## YOUR OBJECTIVE
Return every entry exactly. Leave nothing out.

*** PROVIDED INFORMATION Section Begins ***

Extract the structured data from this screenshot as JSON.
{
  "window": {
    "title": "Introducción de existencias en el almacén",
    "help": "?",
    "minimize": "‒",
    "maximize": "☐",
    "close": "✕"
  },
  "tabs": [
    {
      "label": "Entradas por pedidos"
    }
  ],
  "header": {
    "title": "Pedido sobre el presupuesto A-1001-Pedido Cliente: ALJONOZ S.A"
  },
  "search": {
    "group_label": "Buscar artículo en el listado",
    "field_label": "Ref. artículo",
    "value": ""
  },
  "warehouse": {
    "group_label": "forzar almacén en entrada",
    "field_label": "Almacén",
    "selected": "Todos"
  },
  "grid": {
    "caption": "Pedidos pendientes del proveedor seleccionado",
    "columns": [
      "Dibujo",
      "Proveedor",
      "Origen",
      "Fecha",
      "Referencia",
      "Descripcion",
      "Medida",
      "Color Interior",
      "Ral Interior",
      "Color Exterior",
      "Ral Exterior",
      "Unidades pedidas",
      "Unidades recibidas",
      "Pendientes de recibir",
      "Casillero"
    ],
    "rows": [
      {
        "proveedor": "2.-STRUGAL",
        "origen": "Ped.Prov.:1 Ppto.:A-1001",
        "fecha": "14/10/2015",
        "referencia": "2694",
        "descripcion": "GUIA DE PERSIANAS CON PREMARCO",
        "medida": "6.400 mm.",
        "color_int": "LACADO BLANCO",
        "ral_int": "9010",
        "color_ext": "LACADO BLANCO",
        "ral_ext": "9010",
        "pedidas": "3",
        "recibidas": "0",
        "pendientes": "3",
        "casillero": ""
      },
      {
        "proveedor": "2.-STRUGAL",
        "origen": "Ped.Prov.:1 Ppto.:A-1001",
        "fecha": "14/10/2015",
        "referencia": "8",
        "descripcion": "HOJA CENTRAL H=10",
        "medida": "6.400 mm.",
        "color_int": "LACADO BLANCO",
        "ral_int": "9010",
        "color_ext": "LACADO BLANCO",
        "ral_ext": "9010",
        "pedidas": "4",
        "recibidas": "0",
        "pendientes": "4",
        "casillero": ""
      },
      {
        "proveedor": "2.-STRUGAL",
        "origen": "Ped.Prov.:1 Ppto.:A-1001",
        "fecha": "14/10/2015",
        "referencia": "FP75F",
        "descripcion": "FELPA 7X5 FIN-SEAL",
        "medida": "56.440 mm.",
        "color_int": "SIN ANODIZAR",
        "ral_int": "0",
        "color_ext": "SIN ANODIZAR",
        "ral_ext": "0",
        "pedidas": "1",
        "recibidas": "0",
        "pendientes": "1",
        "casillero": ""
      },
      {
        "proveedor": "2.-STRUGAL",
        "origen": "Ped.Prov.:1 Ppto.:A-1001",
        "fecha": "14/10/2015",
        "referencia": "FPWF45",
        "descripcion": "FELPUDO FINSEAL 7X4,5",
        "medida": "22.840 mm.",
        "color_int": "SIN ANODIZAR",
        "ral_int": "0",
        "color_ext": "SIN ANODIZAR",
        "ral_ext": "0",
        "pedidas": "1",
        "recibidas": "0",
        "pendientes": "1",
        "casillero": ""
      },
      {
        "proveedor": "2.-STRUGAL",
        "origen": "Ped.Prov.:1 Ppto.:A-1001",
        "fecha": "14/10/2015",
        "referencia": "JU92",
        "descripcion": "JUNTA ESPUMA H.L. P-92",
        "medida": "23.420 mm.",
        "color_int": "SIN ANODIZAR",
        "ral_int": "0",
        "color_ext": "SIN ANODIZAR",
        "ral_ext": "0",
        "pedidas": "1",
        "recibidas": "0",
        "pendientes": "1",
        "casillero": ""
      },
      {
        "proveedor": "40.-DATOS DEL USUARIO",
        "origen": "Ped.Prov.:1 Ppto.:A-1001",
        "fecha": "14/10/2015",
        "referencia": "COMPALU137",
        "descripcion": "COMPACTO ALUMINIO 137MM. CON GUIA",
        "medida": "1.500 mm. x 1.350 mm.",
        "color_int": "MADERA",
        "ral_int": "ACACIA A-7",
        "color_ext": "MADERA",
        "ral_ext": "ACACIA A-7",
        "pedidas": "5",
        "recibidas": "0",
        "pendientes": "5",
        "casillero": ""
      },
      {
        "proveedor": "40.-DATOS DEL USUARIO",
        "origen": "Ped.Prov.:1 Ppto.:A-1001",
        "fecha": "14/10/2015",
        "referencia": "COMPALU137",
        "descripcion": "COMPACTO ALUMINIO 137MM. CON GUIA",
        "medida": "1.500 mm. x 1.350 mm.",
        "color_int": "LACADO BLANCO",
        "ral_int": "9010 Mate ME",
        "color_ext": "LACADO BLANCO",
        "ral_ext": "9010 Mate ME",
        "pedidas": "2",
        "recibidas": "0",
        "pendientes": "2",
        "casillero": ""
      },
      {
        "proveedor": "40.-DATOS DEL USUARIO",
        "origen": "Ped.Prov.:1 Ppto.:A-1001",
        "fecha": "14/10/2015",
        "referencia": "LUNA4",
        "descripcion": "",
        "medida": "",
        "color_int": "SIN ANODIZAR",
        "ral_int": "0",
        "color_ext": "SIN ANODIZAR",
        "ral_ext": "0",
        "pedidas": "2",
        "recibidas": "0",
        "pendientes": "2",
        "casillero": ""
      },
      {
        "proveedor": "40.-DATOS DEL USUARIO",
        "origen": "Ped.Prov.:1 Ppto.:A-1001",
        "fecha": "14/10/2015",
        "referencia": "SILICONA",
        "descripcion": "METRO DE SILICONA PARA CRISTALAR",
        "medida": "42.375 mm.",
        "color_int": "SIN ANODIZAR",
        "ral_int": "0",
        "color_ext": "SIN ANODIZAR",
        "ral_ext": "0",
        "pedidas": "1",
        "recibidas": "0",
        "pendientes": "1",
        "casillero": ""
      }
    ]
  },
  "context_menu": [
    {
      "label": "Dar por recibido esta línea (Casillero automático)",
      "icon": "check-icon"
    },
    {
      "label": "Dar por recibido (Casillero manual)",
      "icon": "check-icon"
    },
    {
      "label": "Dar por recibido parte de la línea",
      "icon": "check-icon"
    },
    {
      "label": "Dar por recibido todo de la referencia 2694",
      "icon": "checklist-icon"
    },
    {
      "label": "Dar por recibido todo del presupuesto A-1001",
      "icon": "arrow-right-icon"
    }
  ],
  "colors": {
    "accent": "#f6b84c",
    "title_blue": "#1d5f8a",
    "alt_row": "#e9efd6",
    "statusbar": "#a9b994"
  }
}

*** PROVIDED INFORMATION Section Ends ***

## EXPECTED ANSWER
Extract the structured data from this screenshot as JSON.
{
  "window": {
    "title": "Introducción de existencias en el almacén",
    "help": "?",
    "minimize": "‒",
    "maximize": "☐",
    "close": "✕"
  },
  "tabs": [
    {
      "label": "Entradas por pedidos"
    }
  ],
  "header": {
    "title": "Pedido sobre el presupuesto A-1001-Pedido Cliente: ALJONOZ S.A"
  },
  "search": {
    "group_label": "Buscar artículo en el listado",
    "field_label": "Ref. artículo",
    "value": ""
  },
  "warehouse": {
    "group_label": "forzar almacén en entrada",
    "field_label": "Almacén",
    "selected": "Todos"
  },
  "grid": {
    "caption": "Pedidos pendientes del proveedor seleccionado",
    "columns": [
      "Dibujo",
      "Proveedor",
      "Origen",
      "Fecha",
      "Referencia",
      "Descripcion",
      "Medida",
      "Color Interior",
      "Ral Interior",
      "Color Exterior",
      "Ral Exterior",
      "Unidades pedidas",
      "Unidades recibidas",
      "Pendientes de recibir",
      "Casillero"
    ],
    "rows": [
      {
        "proveedor": "2.-STRUGAL",
        "origen": "Ped.Prov.:1 Ppto.:A-1001",
        "fecha": "14/10/2015",
        "referencia": "2694",
        "descripcion": "GUIA DE PERSIANAS CON PREMARCO",
        "medida": "6.400 mm.",
        "color_int": "LACADO BLANCO",
        "ral_int": "9010",
        "color_ext": "LACADO BLANCO",
        "ral_ext": "9010",
        "pedidas": "3",
        "recibidas": "0",
        "pendientes": "3",
        "casillero": ""
      },
      {
        "proveedor": "2.-STRUGAL",
        "origen": "Ped.Prov.:1 Ppto.:A-1001",
        "fecha": "14/10/2015",
        "referencia": "8",
        "descripcion": "HOJA CENTRAL H=10",
        "medida": "6.400 mm.",
        "color_int": "LACADO BLANCO",
        "ral_int": "9010",
        "color_ext": "LACADO BLANCO",
        "ral_ext": "9010",
        "pedidas": "4",
        "recibidas": "0",
        "pendientes": "4",
        "casillero": ""
      },
      {
        "proveedor": "2.-STRUGAL",
        "origen": "Ped.Prov.:1 Ppto.:A-1001",
        "fecha": "14/10/2015",
        "referencia": "FP75F",
        "descripcion": "FELPA 7X5 FIN-SEAL",
        "medida": "56.440 mm.",
        "color_int": "SIN ANODIZAR",
        "ral_int": "0",
        "color_ext": "SIN ANODIZAR",
        "ral_ext": "0",
        "pedidas": "1",
        "recibidas": "0",
        "pendientes": "1",
        "casillero": ""
      },
      {
        "proveedor": "2.-STRUGAL",
        "origen": "Ped.Prov.:1 Ppto.:A-1001",
        "fecha": "14/10/2015",
        "referencia": "FPWF45",
        "descripcion": "FELPUDO FINSEAL 7X4,5",
        "medida": "22.840 mm.",
        "color_int": "SIN ANODIZAR",
        "ral_int": "0",
        "color_ext": "SIN ANODIZAR",
        "ral_ext": "0",
        "pedidas": "1",
        "recibidas": "0",
        "pendientes": "1",
        "casillero": ""
      },
      {
        "proveedor": "2.-STRUGAL",
        "origen": "Ped.Prov.:1 Ppto.:A-1001",
        "fecha": "14/10/2015",
        "referencia": "JU92",
        "descripcion": "JUNTA ESPUMA H.L. P-92",
        "medida": "23.420 mm.",
        "color_int": "SIN ANODIZAR",
        "ral_int": "0",
        "color_ext": "SIN ANODIZAR",
        "ral_ext": "0",
        "pedidas": "1",
        "recibidas": "0",
        "pendientes": "1",
        "casillero": ""
      },
      {
        "proveedor": "40.-DATOS DEL USUARIO",
        "origen": "Ped.Prov.:1 Ppto.:A-1001",
        "fecha": "14/10/2015",
        "referencia": "COMPALU137",
        "descripcion": "COMPACTO ALUMINIO 137MM. CON GUIA",
        "medida": "1.500 mm. x 1.350 mm.",
        "color_int": "MADERA",
        "ral_int": "ACACIA A-7",
        "color_ext": "MADERA",
        "ral_ext": "ACACIA A-7",
        "pedidas": "5",
        "recibidas": "0",
        "pendientes": "5",
        "casillero": ""
      },
      {
        "proveedor": "40.-DATOS DEL USUARIO",
        "origen": "Ped.Prov.:1 Ppto.:A-1001",
        "fecha": "14/10/2015",
        "referencia": "COMPALU137",
        "descripcion": "COMPACTO ALUMINIO 137MM. CON GUIA",
        "medida": "1.500 mm. x 1.350 mm.",
        "color_int": "LACADO BLANCO",
        "ral_int": "9010 Mate ME",
        "color_ext": "LACADO BLANCO",
        "ral_ext": "9010 Mate ME",
        "pedidas": "2",
        "recibidas": "0",
        "pendientes": "2",
        "casillero": ""
      },
      {
        "proveedor": "40.-DATOS DEL USUARIO",
        "origen": "Ped.Prov.:1 Ppto.:A-1001",
        "fecha": "14/10/2015",
        "referencia": "LUNA4",
        "descripcion": "",
        "medida": "",
        "color_int": "SIN ANODIZAR",
        "ral_int": "0",
        "color_ext": "SIN ANODIZAR",
        "ral_ext": "0",
        "pedidas": "2",
        "recibidas": "0",
        "pendientes": "2",
        "casillero": ""
      },
      {
        "proveedor": "40.-DATOS DEL USUARIO",
        "origen": "Ped.Prov.:1 Ppto.:A-1001",
        "fecha": "14/10/2015",
        "referencia": "SILICONA",
        "descripcion": "METRO DE SILICONA PARA CRISTALAR",
        "medida": "42.375 mm.",
        "color_int": "SIN ANODIZAR",
        "ral_int": "0",
        "color_ext": "SIN ANODIZAR",
        "ral_ext": "0",
        "pedidas": "1",
        "recibidas": "0",
        "pendientes": "1",
        "casillero": ""
      }
    ]
  },
  "context_menu": [
    {
      "label": "Dar por recibido esta línea (Casillero automático)",
      "icon": "check-icon"
    },
    {
      "label": "Dar por recibido (Casillero manual)",
      "icon": "check-icon"
    },
    {
      "label": "Dar por recibido parte de la línea",
      "icon": "check-icon"
    },
    {
      "label": "Dar por recibido todo de la referencia 2694",
      "icon": "checklist-icon"
    },
    {
      "label": "Dar por recibido todo del presupuesto A-1001",
      "icon": "arrow-right-icon"
    }
  ],
  "colors": {
    "accent": "#f6b84c",
    "title_blue": "#1d5f8a",
    "alt_row": "#e9efd6",
    "statusbar": "#a9b994"
  }
}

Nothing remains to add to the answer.